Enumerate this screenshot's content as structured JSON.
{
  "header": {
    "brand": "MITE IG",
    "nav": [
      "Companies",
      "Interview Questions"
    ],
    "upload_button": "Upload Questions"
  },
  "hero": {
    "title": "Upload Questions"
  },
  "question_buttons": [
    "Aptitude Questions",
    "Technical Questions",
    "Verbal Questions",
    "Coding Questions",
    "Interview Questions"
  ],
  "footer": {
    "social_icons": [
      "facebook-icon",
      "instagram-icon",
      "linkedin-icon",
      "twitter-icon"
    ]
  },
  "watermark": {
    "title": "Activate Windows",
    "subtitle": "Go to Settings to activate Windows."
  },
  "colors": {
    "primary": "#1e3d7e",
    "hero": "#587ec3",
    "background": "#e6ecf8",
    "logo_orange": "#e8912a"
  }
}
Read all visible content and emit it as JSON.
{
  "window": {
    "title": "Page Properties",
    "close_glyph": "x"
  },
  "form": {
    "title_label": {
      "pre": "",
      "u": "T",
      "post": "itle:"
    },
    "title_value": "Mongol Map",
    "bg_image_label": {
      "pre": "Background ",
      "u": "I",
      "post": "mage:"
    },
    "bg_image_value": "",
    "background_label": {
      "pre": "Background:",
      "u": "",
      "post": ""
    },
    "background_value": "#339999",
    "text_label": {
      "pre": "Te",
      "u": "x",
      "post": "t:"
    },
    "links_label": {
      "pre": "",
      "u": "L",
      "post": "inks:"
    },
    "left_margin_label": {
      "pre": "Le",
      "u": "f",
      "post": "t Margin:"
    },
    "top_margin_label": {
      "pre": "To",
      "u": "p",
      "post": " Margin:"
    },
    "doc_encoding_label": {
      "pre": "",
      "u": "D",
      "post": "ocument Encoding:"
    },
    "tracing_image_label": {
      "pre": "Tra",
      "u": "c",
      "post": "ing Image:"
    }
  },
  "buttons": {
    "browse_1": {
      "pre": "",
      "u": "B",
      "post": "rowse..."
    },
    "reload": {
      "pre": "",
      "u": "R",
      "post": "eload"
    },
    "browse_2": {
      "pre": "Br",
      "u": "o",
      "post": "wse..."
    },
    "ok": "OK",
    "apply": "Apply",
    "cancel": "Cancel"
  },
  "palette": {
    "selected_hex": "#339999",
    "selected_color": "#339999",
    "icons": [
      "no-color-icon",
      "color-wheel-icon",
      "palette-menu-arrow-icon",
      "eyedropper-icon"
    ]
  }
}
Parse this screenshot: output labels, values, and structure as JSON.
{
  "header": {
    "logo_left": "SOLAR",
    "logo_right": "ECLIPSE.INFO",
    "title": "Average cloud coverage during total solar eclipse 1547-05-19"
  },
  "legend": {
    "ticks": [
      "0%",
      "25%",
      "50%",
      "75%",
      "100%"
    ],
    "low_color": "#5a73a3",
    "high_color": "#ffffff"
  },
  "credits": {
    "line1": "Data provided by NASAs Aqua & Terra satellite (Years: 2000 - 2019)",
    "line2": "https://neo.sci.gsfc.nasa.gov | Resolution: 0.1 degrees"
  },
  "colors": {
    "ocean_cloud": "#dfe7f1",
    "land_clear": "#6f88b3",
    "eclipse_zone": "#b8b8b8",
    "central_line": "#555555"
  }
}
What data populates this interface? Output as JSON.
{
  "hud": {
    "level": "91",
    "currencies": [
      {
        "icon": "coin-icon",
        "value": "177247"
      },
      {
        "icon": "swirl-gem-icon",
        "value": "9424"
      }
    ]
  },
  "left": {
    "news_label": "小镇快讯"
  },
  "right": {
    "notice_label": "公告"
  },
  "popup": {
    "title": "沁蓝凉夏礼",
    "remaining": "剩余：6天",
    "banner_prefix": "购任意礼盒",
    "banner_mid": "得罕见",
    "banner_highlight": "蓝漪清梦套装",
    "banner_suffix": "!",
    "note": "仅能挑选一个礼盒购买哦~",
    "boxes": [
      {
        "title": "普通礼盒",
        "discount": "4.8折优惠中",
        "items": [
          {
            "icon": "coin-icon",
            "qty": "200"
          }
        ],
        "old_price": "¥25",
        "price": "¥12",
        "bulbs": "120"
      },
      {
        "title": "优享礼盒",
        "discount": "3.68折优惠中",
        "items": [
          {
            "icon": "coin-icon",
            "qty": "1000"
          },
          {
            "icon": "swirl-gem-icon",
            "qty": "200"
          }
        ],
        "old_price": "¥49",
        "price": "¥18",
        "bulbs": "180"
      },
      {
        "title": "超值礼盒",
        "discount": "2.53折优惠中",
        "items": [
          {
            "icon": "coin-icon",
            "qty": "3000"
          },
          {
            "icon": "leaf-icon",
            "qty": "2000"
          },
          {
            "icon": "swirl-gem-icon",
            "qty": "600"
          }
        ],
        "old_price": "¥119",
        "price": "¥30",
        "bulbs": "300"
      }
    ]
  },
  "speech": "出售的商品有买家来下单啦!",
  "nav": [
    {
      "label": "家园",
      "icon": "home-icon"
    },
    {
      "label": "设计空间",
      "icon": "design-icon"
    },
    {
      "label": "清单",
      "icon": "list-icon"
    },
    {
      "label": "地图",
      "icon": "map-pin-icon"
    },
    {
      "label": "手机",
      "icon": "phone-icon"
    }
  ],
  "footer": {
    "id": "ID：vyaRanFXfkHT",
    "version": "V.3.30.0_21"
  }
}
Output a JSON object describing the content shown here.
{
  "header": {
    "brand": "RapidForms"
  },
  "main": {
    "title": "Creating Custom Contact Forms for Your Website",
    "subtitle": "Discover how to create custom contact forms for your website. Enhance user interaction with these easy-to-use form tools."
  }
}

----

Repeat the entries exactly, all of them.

Task output:
Enumerate this screenshot's content as structured JSON.
{
  "header": {
    "brand": "MITE IG",
    "nav": [
      "Companies",
      "Interview Questions"
    ],
    "upload_button": "Upload Questions"
  },
  "hero": {
    "title": "Upload Questions"
  },
  "question_buttons": [
    "Aptitude Questions",
    "Technical Questions",
    "Verbal Questions",
    "Coding Questions",
    "Interview Questions"
  ],
  "footer": {
    "social_icons": [
      "facebook-icon",
      "instagram-icon",
      "linkedin-icon",
      "twitter-icon"
    ]
  },
  "watermark": {
    "title": "Activate Windows",
    "subtitle": "Go to Settings to activate Windows."
  },
  "colors": {
    "primary": "#1e3d7e",
    "hero": "#587ec3",
    "background": "#e6ecf8",
    "logo_orange": "#e8912a"
  }
}
Read all visible content and emit it as JSON.
{
  "window": {
    "title": "Page Properties",
    "close_glyph": "x"
  },
  "form": {
    "title_label": {
      "pre": "",
      "u": "T",
      "post": "itle:"
    },
    "title_value": "Mongol Map",
    "bg_image_label": {
      "pre": "Background ",
      "u": "I",
      "post": "mage:"
    },
    "bg_image_value": "",
    "background_label": {
      "pre": "Background:",
      "u": "",
      "post": ""
    },
    "background_value": "#339999",
    "text_label": {
      "pre": "Te",
      "u": "x",
      "post": "t:"
    },
    "links_label": {
      "pre": "",
      "u": "L",
      "post": "inks:"
    },
    "left_margin_label": {
      "pre": "Le",
      "u": "f",
      "post": "t Margin:"
    },
    "top_margin_label": {
      "pre": "To",
      "u": "p",
      "post": " Margin:"
    },
    "doc_encoding_label": {
      "pre": "",
      "u": "D",
      "post": "ocument Encoding:"
    },
    "tracing_image_label": {
      "pre": "Tra",
      "u": "c",
      "post": "ing Image:"
    }
  },
  "buttons": {
    "browse_1": {
      "pre": "",
      "u": "B",
      "post": "rowse..."
    },
    "reload": {
      "pre": "",
      "u": "R",
      "post": "eload"
    },
    "browse_2": {
      "pre": "Br",
      "u": "o",
      "post": "wse..."
    },
    "ok": "OK",
    "apply": "Apply",
    "cancel": "Cancel"
  },
  "palette": {
    "selected_hex": "#339999",
    "selected_color": "#339999",
    "icons": [
      "no-color-icon",
      "color-wheel-icon",
      "palette-menu-arrow-icon",
      "eyedropper-icon"
    ]
  }
}
Parse this screenshot: output labels, values, and structure as JSON.
{
  "header": {
    "logo_left": "SOLAR",
    "logo_right": "ECLIPSE.INFO",
    "title": "Average cloud coverage during total solar eclipse 1547-05-19"
  },
  "legend": {
    "ticks": [
      "0%",
      "25%",
      "50%",
      "75%",
      "100%"
    ],
    "low_color": "#5a73a3",
    "high_color": "#ffffff"
  },
  "credits": {
    "line1": "Data provided by NASAs Aqua & Terra satellite (Years: 2000 - 2019)",
    "line2": "https://neo.sci.gsfc.nasa.gov | Resolution: 0.1 degrees"
  },
  "colors": {
    "ocean_cloud": "#dfe7f1",
    "land_clear": "#6f88b3",
    "eclipse_zone": "#b8b8b8",
    "central_line": "#555555"
  }
}
What data populates this interface? Output as JSON.
{
  "hud": {
    "level": "91",
    "currencies": [
      {
        "icon": "coin-icon",
        "value": "177247"
      },
      {
        "icon": "swirl-gem-icon",
        "value": "9424"
      }
    ]
  },
  "left": {
    "news_label": "小镇快讯"
  },
  "right": {
    "notice_label": "公告"
  },
  "popup": {
    "title": "沁蓝凉夏礼",
    "remaining": "剩余：6天",
    "banner_prefix": "购任意礼盒",
    "banner_mid": "得罕见",
    "banner_highlight": "蓝漪清梦套装",
    "banner_suffix": "!",
    "note": "仅能挑选一个礼盒购买哦~",
    "boxes": [
      {
        "title": "普通礼盒",
        "discount": "4.8折优惠中",
        "items": [
          {
            "icon": "coin-icon",
            "qty": "200"
          }
        ],
        "old_price": "¥25",
        "price": "¥12",
        "bulbs": "120"
      },
      {
        "title": "优享礼盒",
        "discount": "3.68折优惠中",
        "items": [
          {
            "icon": "coin-icon",
            "qty": "1000"
          },
          {
            "icon": "swirl-gem-icon",
            "qty": "200"
          }
        ],
        "old_price": "¥49",
        "price": "¥18",
        "bulbs": "180"
      },
      {
        "title": "超值礼盒",
        "discount": "2.53折优惠中",
        "items": [
          {
            "icon": "coin-icon",
            "qty": "3000"
          },
          {
            "icon": "leaf-icon",
            "qty": "2000"
          },
          {
            "icon": "swirl-gem-icon",
            "qty": "600"
          }
        ],
        "old_price": "¥119",
        "price": "¥30",
        "bulbs": "300"
      }
    ]
  },
  "speech": "出售的商品有买家来下单啦!",
  "nav": [
    {
      "label": "家园",
      "icon": "home-icon"
    },
    {
      "label": "设计空间",
      "icon": "design-icon"
    },
    {
      "label": "清单",
      "icon": "list-icon"
    },
    {
      "label": "地图",
      "icon": "map-pin-icon"
    },
    {
      "label": "手机",
      "icon": "phone-icon"
    }
  ],
  "footer": {
    "id": "ID：vyaRanFXfkHT",
    "version": "V.3.30.0_21"
  }
}
Output a JSON object describing the content shown here.
{
  "header": {
    "brand": "RapidForms"
  },
  "main": {
    "title": "Creating Custom Contact Forms for Your Website",
    "subtitle": "Discover how to create custom contact forms for your website. Enhance user interaction with these easy-to-use form tools."
  }
}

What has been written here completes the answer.